The fall in oil prices, as a rule, leads to a further fall in prices for other commodities. This is also contributing to the slowdown in China's economy. The prices for the raw materials that Ukraine specializes in -- metallurgy and agricultural products -- are also falling.

As a consequence, foreign exchange earnings can decline significantly, the volume of foreign currency in the market will decrease and its exchange rate will grow.

In 2019, China became Ukraine's largest trading partner. Exports of goods amounted to $ 3.59 billion -- 7.2% of total exports. China's economy slowing down will mean falling exports from Ukraine.

Imports from China in 2019 amounted to $ 9.2 billion, and due to the coronavirus, fewer goods will be imported into Ukraine (and thus customs revenues will fall).

However, it is on the financial front that Ukraine has more risks. The plummeting markets may signal the beginning of a new economic crisis that will hit the Ukrainian economy very hard, says Sergey Fursa, an investment banker from Kyiv-based Dragon Capital.

“The global crisis scenario is becoming realistic. And it would be very painful for us in any case. It is important to reduce the impact of the crisis on the Ukrainian economy, to have support. And at that moment, it is critical for Ukraine to have support from the IMF,” Fursa believes.

According to him, the decision to change the government may aggravate the crisis for Ukraine, since Denys Shmyhal’s new Cabinet will find it more difficult to negotiate with the IMF. Moreover, at the outbreak of a new economic crisis, the government has virtually no economic leadership.

It is unknown how much Ukraine will have financial sustainability in the economic crisis in the world without the support of its international partners. Photo: UNIAN

Due to the dire situation in the financial markets, for the first time in a long time, Ukraine has had to cancel its government bond auction (the interest rate on such bonds may be too high and the demand for bonds very low).
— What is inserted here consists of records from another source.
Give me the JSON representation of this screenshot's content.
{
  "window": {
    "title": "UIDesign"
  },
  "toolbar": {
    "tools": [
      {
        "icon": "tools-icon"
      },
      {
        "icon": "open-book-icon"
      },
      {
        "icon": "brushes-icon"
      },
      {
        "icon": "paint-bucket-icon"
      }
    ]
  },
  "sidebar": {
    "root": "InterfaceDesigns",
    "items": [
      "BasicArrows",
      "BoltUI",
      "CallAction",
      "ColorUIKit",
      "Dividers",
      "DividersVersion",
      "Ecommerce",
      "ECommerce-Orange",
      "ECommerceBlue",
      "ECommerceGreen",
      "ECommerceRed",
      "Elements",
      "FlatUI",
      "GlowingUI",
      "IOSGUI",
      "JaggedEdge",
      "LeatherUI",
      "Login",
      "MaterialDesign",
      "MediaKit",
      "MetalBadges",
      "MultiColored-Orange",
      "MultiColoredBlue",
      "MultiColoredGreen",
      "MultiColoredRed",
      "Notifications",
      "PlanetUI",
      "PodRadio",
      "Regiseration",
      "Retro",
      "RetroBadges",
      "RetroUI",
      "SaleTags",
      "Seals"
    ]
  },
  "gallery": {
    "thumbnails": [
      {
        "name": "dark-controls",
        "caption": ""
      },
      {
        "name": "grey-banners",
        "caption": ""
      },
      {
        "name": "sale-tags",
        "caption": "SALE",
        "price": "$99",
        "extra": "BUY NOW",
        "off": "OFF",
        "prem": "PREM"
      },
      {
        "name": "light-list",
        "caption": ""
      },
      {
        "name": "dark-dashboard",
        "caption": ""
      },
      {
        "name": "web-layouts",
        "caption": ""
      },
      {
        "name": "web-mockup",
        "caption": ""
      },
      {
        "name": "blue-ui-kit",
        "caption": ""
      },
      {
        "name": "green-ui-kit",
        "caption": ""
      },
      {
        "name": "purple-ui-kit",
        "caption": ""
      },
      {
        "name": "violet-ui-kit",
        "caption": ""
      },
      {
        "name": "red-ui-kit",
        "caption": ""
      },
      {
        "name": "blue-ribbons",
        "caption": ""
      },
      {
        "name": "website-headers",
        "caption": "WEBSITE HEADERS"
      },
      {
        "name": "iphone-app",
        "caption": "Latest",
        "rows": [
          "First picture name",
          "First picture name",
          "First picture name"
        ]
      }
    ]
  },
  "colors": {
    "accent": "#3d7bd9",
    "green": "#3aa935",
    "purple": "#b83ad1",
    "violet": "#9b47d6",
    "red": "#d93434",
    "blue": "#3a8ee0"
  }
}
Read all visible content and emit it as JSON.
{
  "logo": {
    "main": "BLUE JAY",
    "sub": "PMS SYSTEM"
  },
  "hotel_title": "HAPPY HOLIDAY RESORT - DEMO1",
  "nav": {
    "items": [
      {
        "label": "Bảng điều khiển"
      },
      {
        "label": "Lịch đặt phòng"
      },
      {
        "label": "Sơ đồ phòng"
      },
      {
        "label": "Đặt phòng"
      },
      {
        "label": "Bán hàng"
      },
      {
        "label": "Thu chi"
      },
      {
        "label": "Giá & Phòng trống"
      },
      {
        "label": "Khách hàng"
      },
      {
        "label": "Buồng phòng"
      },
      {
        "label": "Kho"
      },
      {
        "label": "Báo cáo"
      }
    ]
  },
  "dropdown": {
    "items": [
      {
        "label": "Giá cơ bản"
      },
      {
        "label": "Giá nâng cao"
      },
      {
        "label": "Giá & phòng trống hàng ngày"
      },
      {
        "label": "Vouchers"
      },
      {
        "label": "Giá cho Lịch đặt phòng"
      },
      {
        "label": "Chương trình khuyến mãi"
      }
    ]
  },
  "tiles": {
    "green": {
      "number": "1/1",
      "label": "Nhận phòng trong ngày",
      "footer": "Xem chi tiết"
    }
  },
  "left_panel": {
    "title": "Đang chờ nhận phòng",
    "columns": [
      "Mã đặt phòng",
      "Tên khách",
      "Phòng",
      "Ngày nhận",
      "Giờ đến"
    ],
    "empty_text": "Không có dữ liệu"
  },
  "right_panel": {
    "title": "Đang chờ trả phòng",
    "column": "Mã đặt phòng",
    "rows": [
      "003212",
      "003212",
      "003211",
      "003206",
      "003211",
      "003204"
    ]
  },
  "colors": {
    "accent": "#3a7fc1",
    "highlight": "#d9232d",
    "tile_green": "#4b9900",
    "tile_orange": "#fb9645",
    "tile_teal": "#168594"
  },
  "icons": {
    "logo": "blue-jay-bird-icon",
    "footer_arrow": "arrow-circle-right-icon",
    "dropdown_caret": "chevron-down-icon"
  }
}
“The week that started promises to be extremely difficult and important in terms of the decisions to be made. Global markets have collapsed dramatically against the backdrop of the virus, the price wars surrounding oil and geopolitics. The dollar is now being sold at 25.0-25.1 at the moment, but the prices for Ukrainian bonds have fallen even lower," says ICU investment company analyst Mykhailo Demkiv.
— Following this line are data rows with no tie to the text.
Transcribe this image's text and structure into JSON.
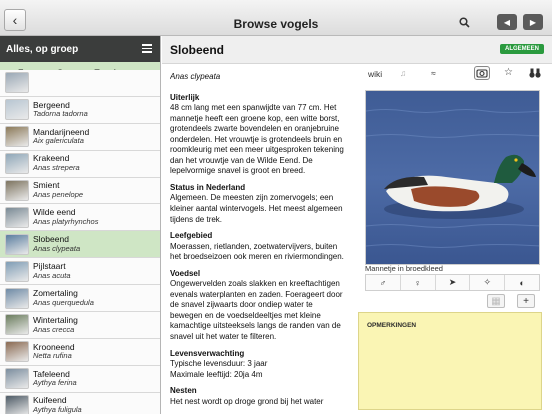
{
  "header": {
    "title": "Browse vogels",
    "back_icon": "chevron-left-icon",
    "search_icon": "search-icon",
    "prev_icon": "triangle-left-icon",
    "next_icon": "triangle-right-icon"
  },
  "sidebar": {
    "title": "Alles, op groep",
    "menu_icon": "hamburger-menu-icon",
    "group": {
      "label": "Zwanen, Ganzen, Eenden",
      "expanded": true
    },
    "items": [
      {
        "name": "",
        "latin": "",
        "thumb": "#9aa8b5"
      },
      {
        "name": "Bergeend",
        "latin": "Tadorna tadorna",
        "thumb": "#b8c6d2"
      },
      {
        "name": "Mandarijneend",
        "latin": "Aix galericulata",
        "thumb": "#8c7a5a"
      },
      {
        "name": "Krakeend",
        "latin": "Anas strepera",
        "thumb": "#8fa7b8"
      },
      {
        "name": "Smient",
        "latin": "Anas penelope",
        "thumb": "#7d7460"
      },
      {
        "name": "Wilde eend",
        "latin": "Anas platyrhynchos",
        "thumb": "#7a8a95"
      },
      {
        "name": "Slobeend",
        "latin": "Anas clypeata",
        "thumb": "#5b7ea0",
        "active": true
      },
      {
        "name": "Pijlstaart",
        "latin": "Anas acuta",
        "thumb": "#7f9db5"
      },
      {
        "name": "Zomertaling",
        "latin": "Anas querquedula",
        "thumb": "#6f8ba6"
      },
      {
        "name": "Wintertaling",
        "latin": "Anas crecca",
        "thumb": "#6b7d5e"
      },
      {
        "name": "Krooneend",
        "latin": "Netta rufina",
        "thumb": "#8a6a52"
      },
      {
        "name": "Tafeleend",
        "latin": "Aythya ferina",
        "thumb": "#7c8e9f"
      },
      {
        "name": "Kuifeend",
        "latin": "Aythya fuligula",
        "thumb": "#4e5b66"
      }
    ]
  },
  "detail": {
    "title": "Slobeend",
    "badge": "ALGEMEEN",
    "badge_color": "#2a9a3e",
    "latin": "Anas clypeata",
    "sections": [
      {
        "heading": "Uiterlijk",
        "text": "48 cm lang met een spanwijdte van 77 cm. Het mannetje heeft een groene kop, een witte borst, grotendeels zwarte bovendelen en oranjebruine onderdelen. Het vrouwtje is grotendeels bruin en roomkleurig met een meer uitgesproken tekening dan het vrouwtje van de Wilde Eend. De lepelvormige snavel is groot en breed."
      },
      {
        "heading": "Status in Nederland",
        "text": "Algemeen. De meesten zijn zomervogels; een kleiner aantal wintervogels. Het meest algemeen tijdens de trek."
      },
      {
        "heading": "Leefgebied",
        "text": "Moerassen, rietlanden, zoetwatervijvers, buiten het broedseizoen ook meren en riviermondingen."
      },
      {
        "heading": "Voedsel",
        "text": "Ongewervelden zoals slakken en kreeftachtigen evenals waterplanten en zaden. Foerageert door de snavel zijwaarts door ondiep water te bewegen en de voedseldeeltjes met kleine kamachtige uitsteeksels langs de randen van de snavel uit het water te filteren."
      },
      {
        "heading": "Levensverwachting",
        "text": "Typische levensduur: 3 jaar\nMaximale leeftijd: 20ja 4m"
      },
      {
        "heading": "Nesten",
        "text": "Het nest wordt op droge grond bij het water"
      }
    ],
    "tools": {
      "wiki": "wiki",
      "music_icon": "music-note-icon",
      "sonogram_icon": "sonogram-icon",
      "camera_icon": "camera-icon",
      "star_icon": "star-icon",
      "binoculars_icon": "binoculars-icon"
    },
    "photo_caption": "Mannetje in broedkleed",
    "photo_icons": [
      "male-icon",
      "female-icon",
      "perched-bird-icon",
      "flying-bird-icon",
      "globe-icon"
    ],
    "notes_title": "OPMERKINGEN"
  }
}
He noted that in 2019 the National Bank of Ukraine managed to accumulate record gold and foreign exchange reserves. As of March 1, they totaled $26.6 billion.

This means that a sharp fall in hryvnia’s exchange rate should not be expected: the NBU is ready to step in to curb fluctuations in the hryvnia/dollar rate. Moreover, it has already begun to do so, having sold $307 million from reserves in the first week of March (whilst buying $150 million from the market).

However, the question of whether Ukraine will have sufficient financial firmness amid a global economic crisis without the support of its international partners remains an open one.